With the exceptionally cold weather upon us, frostbite is a distinct threat to all of us. I was sledding with two of my granddaughters recently and after about an hour or so, the youngest, who is 8 years old, said that her hands and feet were beginning to burn. It was below freezing that day and the wind had picked up considerably. Her ears were covered and her face was bright red from the wind and blowing snow. Although I did not see any distinct whiteness to her nose, I was concerned about the possibility of frostbite. It was time to leave the hill.
Inside the car, we removed her wet boots and gloves and wrapped her hands and feet in my emergency blankets. After arriving at home, we inspected her hands and feet more carefully and placed them in a bucket of luke-warm water. Fortunately, she had no frostbite and the burning sensations left quickly.
Learn the symptoms of frostbite and be prepared. Watch for a burning or stinging sensation that primarily affects fingers, toes, ears, nose and face. Skin color may become white or waxy in color and if severe, the stinging will turn to a numb sensation.
Treatment is simple. Seek shelter and remove wet clothing. Cover exposed areas with dry gloves or blankets immediately. Do not rub the sore areas or apply snow. Immersing hands or feet in warm water at temperatures of 104 to 107 degrees Fahrenheit will help. Avoid direct heat from a stove which could burn areas that may be numb from severe frostbite.

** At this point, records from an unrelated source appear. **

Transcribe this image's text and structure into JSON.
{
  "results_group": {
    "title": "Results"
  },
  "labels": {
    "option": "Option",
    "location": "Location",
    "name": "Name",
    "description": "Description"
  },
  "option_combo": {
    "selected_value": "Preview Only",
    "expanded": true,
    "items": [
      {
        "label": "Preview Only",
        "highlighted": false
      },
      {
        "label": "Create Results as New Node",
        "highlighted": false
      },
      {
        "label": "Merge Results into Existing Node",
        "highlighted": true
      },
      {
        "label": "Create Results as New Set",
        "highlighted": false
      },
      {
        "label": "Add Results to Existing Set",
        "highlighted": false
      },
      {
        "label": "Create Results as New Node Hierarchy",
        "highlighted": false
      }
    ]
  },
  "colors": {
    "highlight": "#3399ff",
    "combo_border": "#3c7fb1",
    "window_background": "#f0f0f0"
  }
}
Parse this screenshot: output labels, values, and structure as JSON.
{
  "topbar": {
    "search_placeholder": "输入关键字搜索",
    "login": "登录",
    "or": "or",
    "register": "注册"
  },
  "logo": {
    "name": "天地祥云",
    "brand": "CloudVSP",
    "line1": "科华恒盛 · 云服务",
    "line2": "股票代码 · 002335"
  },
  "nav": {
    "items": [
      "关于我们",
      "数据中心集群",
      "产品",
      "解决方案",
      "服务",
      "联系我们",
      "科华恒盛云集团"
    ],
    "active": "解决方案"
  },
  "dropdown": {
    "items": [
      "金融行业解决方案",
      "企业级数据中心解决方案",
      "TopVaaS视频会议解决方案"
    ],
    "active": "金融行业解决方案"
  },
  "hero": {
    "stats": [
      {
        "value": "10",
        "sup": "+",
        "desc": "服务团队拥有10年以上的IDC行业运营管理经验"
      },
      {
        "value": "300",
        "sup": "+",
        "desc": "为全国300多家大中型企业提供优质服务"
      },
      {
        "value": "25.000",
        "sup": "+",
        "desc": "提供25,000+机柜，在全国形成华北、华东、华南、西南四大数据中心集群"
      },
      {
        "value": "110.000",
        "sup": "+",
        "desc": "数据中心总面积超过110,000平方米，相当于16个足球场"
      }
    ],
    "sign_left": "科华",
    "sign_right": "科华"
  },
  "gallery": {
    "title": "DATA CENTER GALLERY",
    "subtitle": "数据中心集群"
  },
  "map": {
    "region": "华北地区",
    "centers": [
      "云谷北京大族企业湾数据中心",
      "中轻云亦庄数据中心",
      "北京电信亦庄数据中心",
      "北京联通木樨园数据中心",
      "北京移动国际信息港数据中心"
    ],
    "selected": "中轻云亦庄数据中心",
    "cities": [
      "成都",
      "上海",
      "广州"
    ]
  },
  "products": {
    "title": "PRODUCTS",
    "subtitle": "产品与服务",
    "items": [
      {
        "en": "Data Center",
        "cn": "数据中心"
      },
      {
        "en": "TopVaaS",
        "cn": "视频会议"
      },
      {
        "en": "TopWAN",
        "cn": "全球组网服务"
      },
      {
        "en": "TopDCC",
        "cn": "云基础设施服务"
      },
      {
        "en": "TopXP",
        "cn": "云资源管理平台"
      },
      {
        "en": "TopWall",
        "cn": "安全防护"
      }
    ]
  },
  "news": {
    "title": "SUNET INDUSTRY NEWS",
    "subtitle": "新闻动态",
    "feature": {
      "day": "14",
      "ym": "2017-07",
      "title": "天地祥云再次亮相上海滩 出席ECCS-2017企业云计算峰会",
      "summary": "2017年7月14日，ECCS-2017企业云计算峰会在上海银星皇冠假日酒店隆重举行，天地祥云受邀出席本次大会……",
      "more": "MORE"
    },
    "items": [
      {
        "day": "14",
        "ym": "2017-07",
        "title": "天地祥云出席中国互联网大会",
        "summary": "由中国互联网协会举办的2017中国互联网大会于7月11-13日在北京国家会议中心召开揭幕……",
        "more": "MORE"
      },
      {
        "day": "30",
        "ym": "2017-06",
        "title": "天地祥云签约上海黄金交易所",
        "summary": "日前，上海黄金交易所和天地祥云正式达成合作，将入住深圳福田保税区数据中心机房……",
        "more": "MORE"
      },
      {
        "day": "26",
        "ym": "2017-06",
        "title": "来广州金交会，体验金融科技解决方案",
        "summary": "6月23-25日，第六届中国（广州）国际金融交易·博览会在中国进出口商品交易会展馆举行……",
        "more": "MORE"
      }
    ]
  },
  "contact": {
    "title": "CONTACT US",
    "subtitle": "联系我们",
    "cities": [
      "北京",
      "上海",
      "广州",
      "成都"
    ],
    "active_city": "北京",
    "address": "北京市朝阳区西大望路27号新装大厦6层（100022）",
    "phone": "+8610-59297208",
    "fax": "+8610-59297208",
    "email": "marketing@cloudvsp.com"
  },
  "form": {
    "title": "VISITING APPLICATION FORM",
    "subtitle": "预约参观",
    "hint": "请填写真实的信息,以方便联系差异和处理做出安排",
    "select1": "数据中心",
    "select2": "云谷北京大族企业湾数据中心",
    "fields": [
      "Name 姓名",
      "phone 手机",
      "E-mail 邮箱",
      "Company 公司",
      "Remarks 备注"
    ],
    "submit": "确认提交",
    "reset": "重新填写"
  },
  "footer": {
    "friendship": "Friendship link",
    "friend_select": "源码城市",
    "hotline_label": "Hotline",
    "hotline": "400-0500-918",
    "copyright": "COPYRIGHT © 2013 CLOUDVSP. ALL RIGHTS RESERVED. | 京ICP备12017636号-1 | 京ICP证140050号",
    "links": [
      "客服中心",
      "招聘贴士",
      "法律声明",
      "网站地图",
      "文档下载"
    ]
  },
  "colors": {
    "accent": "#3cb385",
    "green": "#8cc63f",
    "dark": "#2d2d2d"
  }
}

If at all possible, avoid the extreme cold. If you must be outside, dress warmly and cover fingers, ears and nose. Have a safe winter.